• [Items from a dataset]
—————
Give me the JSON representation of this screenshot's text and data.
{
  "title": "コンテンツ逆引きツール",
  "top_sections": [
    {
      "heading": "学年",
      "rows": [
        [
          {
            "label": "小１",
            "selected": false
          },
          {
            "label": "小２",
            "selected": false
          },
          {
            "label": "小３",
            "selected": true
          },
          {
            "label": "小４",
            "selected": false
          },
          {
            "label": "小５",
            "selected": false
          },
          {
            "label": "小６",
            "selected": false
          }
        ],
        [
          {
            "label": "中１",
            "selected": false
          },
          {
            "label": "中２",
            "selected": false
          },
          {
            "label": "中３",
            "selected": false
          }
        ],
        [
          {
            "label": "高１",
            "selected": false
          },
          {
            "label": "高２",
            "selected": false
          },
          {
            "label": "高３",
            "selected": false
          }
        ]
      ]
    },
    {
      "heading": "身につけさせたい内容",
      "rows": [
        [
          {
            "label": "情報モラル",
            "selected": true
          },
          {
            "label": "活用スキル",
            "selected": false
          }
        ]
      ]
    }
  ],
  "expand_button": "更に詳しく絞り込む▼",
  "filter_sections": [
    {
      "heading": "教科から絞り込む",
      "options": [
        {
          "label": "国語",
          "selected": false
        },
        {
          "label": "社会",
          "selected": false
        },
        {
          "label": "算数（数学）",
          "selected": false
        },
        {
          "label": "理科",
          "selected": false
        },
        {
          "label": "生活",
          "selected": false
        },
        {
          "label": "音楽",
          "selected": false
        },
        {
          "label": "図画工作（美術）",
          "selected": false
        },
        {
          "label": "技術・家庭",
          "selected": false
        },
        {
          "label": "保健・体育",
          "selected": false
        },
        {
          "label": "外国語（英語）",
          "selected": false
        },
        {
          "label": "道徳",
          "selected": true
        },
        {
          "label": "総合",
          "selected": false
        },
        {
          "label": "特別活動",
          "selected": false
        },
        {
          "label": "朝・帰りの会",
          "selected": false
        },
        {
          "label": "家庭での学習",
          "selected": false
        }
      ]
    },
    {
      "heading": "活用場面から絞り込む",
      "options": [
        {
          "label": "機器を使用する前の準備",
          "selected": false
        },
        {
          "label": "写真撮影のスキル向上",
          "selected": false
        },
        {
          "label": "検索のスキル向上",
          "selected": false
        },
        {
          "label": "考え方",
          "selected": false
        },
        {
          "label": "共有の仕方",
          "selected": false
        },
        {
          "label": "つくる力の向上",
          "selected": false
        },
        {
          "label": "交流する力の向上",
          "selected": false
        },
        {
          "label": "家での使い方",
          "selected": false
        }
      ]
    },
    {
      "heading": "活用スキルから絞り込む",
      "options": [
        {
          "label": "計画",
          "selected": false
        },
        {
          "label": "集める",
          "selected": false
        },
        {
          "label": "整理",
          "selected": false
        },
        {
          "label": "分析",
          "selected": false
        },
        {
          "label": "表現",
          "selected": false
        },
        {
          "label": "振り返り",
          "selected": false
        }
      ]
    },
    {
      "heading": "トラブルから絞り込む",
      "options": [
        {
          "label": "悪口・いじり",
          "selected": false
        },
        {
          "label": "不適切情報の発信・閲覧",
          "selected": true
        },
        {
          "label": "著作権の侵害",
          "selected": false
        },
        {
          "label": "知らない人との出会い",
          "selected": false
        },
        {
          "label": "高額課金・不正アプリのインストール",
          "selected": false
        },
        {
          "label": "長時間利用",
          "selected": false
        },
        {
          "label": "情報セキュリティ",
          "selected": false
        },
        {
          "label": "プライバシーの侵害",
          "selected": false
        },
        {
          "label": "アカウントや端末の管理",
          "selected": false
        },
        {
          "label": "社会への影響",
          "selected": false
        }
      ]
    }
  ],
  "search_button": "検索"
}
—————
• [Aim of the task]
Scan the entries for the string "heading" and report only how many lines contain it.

• [Exercise result]
6